======== MATERIAL SHOWN ========
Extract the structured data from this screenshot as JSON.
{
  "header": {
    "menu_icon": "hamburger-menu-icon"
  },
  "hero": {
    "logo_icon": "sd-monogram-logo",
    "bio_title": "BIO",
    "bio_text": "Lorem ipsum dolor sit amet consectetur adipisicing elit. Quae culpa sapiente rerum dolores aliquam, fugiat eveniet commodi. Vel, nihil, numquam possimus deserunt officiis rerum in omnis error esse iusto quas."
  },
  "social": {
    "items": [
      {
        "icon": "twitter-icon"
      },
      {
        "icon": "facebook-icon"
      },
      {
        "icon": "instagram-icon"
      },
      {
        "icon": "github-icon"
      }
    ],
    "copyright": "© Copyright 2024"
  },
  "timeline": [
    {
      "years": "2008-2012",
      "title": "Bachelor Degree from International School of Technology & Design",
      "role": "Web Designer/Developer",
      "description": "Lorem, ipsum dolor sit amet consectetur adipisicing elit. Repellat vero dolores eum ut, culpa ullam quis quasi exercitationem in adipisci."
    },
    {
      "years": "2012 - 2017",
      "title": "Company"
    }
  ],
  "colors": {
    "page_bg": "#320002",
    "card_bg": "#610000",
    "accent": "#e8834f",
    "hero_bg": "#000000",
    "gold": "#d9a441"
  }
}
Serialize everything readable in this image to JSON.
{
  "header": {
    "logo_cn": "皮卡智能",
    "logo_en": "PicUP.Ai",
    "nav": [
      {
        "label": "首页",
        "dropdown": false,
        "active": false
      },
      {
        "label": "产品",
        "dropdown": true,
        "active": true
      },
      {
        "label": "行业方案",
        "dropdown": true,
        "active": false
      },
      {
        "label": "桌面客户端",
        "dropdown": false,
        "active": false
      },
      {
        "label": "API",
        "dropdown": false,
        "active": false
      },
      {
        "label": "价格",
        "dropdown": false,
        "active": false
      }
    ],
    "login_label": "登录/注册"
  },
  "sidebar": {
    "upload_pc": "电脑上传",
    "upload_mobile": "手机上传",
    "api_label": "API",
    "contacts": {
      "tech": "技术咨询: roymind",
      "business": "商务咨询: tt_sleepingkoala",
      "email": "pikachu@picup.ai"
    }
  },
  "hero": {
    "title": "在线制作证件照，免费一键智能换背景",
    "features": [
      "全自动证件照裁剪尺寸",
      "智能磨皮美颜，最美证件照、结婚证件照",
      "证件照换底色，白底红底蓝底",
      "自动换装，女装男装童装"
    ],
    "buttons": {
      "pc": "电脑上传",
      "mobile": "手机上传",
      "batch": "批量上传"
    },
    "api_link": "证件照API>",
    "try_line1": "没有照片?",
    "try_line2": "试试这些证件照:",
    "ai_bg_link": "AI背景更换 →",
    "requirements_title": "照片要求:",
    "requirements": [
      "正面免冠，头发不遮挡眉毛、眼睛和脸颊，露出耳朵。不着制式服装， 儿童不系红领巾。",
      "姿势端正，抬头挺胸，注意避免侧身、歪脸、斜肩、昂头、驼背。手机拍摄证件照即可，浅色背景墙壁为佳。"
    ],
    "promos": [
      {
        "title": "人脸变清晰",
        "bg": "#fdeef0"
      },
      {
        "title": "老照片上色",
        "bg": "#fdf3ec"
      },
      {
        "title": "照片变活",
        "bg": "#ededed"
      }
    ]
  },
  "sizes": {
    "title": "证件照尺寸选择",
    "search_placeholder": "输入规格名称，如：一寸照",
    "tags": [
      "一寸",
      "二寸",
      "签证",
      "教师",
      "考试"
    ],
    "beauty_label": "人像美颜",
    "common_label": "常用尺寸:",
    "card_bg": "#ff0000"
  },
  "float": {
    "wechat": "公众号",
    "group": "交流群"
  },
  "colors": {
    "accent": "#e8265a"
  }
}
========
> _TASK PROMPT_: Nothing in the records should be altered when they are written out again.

> _OUTPUT FOR THIS EXERCISE_:
Extract the structured data from this screenshot as JSON.
{
  "header": {
    "menu_icon": "hamburger-menu-icon"
  },
  "hero": {
    "logo_icon": "sd-monogram-logo",
    "bio_title": "BIO",
    "bio_text": "Lorem ipsum dolor sit amet consectetur adipisicing elit. Quae culpa sapiente rerum dolores aliquam, fugiat eveniet commodi. Vel, nihil, numquam possimus deserunt officiis rerum in omnis error esse iusto quas."
  },
  "social": {
    "items": [
      {
        "icon": "twitter-icon"
      },
      {
        "icon": "facebook-icon"
      },
      {
        "icon": "instagram-icon"
      },
      {
        "icon": "github-icon"
      }
    ],
    "copyright": "© Copyright 2024"
  },
  "timeline": [
    {
      "years": "2008-2012",
      "title": "Bachelor Degree from International School of Technology & Design",
      "role": "Web Designer/Developer",
      "description": "Lorem, ipsum dolor sit amet consectetur adipisicing elit. Repellat vero dolores eum ut, culpa ullam quis quasi exercitationem in adipisci."
    },
    {
      "years": "2012 - 2017",
      "title": "Company"
    }
  ],
  "colors": {
    "page_bg": "#320002",
    "card_bg": "#610000",
    "accent": "#e8834f",
    "hero_bg": "#000000",
    "gold": "#d9a441"
  }
}
Serialize everything readable in this image to JSON.
{
  "header": {
    "logo_cn": "皮卡智能",
    "logo_en": "PicUP.Ai",
    "nav": [
      {
        "label": "首页",
        "dropdown": false,
        "active": false
      },
      {
        "label": "产品",
        "dropdown": true,
        "active": true
      },
      {
        "label": "行业方案",
        "dropdown": true,
        "active": false
      },
      {
        "label": "桌面客户端",
        "dropdown": false,
        "active": false
      },
      {
        "label": "API",
        "dropdown": false,
        "active": false
      },
      {
        "label": "价格",
        "dropdown": false,
        "active": false
      }
    ],
    "login_label": "登录/注册"
  },
  "sidebar": {
    "upload_pc": "电脑上传",
    "upload_mobile": "手机上传",
    "api_label": "API",
    "contacts": {
      "tech": "技术咨询: roymind",
      "business": "商务咨询: tt_sleepingkoala",
      "email": "pikachu@picup.ai"
    }
  },
  "hero": {
    "title": "在线制作证件照，免费一键智能换背景",
    "features": [
      "全自动证件照裁剪尺寸",
      "智能磨皮美颜，最美证件照、结婚证件照",
      "证件照换底色，白底红底蓝底",
      "自动换装，女装男装童装"
    ],
    "buttons": {
      "pc": "电脑上传",
      "mobile": "手机上传",
      "batch": "批量上传"
    },
    "api_link": "证件照API>",
    "try_line1": "没有照片?",
    "try_line2": "试试这些证件照:",
    "ai_bg_link": "AI背景更换 →",
    "requirements_title": "照片要求:",
    "requirements": [
      "正面免冠，头发不遮挡眉毛、眼睛和脸颊，露出耳朵。不着制式服装， 儿童不系红领巾。",
      "姿势端正，抬头挺胸，注意避免侧身、歪脸、斜肩、昂头、驼背。手机拍摄证件照即可，浅色背景墙壁为佳。"
    ],
    "promos": [
      {
        "title": "人脸变清晰",
        "bg": "#fdeef0"
      },
      {
        "title": "老照片上色",
        "bg": "#fdf3ec"
      },
      {
        "title": "照片变活",
        "bg": "#ededed"
      }
    ]
  },
  "sizes": {
    "title": "证件照尺寸选择",
    "search_placeholder": "输入规格名称，如：一寸照",
    "tags": [
      "一寸",
      "二寸",
      "签证",
      "教师",
      "考试"
    ],
    "beauty_label": "人像美颜",
    "common_label": "常用尺寸:",
    "card_bg": "#ff0000"
  },
  "float": {
    "wechat": "公众号",
    "group": "交流群"
  },
  "colors": {
    "accent": "#e8265a"
  }
}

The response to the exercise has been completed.